■ **Exercise prompt**
Write out the data below in full. Keep it exact.

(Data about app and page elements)
══════════

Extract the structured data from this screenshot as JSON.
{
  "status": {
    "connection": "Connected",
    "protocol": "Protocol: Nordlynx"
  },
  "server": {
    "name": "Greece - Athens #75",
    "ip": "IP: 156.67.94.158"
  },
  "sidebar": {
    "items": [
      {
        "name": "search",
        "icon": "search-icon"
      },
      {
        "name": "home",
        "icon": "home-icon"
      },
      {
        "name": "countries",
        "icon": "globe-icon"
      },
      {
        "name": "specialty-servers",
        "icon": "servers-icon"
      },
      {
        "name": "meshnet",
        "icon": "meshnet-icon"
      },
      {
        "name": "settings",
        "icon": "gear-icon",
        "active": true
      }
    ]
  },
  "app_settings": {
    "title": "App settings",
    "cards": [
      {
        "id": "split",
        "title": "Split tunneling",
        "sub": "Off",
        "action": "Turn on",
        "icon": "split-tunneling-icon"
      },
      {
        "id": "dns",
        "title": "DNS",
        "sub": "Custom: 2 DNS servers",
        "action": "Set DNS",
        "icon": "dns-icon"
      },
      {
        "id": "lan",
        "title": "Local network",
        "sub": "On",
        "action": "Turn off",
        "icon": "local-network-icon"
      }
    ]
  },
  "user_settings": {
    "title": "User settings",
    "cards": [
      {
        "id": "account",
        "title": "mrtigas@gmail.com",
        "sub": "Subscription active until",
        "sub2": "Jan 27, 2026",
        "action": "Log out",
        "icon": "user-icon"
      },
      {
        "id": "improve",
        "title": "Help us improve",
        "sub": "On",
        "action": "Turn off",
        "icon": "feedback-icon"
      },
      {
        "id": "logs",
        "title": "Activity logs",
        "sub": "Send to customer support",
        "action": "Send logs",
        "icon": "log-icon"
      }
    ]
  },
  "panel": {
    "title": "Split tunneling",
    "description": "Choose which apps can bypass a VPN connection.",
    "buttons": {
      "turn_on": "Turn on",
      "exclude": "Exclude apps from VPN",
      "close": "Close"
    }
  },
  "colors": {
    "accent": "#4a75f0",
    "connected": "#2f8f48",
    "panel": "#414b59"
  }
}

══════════

■ **Finished exercise**
Extract the structured data from this screenshot as JSON.
{
  "status": {
    "connection": "Connected",
    "protocol": "Protocol: Nordlynx"
  },
  "server": {
    "name": "Greece - Athens #75",
    "ip": "IP: 156.67.94.158"
  },
  "sidebar": {
    "items": [
      {
        "name": "search",
        "icon": "search-icon"
      },
      {
        "name": "home",
        "icon": "home-icon"
      },
      {
        "name": "countries",
        "icon": "globe-icon"
      },
      {
        "name": "specialty-servers",
        "icon": "servers-icon"
      },
      {
        "name": "meshnet",
        "icon": "meshnet-icon"
      },
      {
        "name": "settings",
        "icon": "gear-icon",
        "active": true
      }
    ]
  },
  "app_settings": {
    "title": "App settings",
    "cards": [
      {
        "id": "split",
        "title": "Split tunneling",
        "sub": "Off",
        "action": "Turn on",
        "icon": "split-tunneling-icon"
      },
      {
        "id": "dns",
        "title": "DNS",
        "sub": "Custom: 2 DNS servers",
        "action": "Set DNS",
        "icon": "dns-icon"
      },
      {
        "id": "lan",
        "title": "Local network",
        "sub": "On",
        "action": "Turn off",
        "icon": "local-network-icon"
      }
    ]
  },
  "user_settings": {
    "title": "User settings",
    "cards": [
      {
        "id": "account",
        "title": "mrtigas@gmail.com",
        "sub": "Subscription active until",
        "sub2": "Jan 27, 2026",
        "action": "Log out",
        "icon": "user-icon"
      },
      {
        "id": "improve",
        "title": "Help us improve",
        "sub": "On",
        "action": "Turn off",
        "icon": "feedback-icon"
      },
      {
        "id": "logs",
        "title": "Activity logs",
        "sub": "Send to customer support",
        "action": "Send logs",
        "icon": "log-icon"
      }
    ]
  },
  "panel": {
    "title": "Split tunneling",
    "description": "Choose which apps can bypass a VPN connection.",
    "buttons": {
      "turn_on": "Turn on",
      "exclude": "Exclude apps from VPN",
      "close": "Close"
    }
  },
  "colors": {
    "accent": "#4a75f0",
    "connected": "#2f8f48",
    "panel": "#414b59"
  }
}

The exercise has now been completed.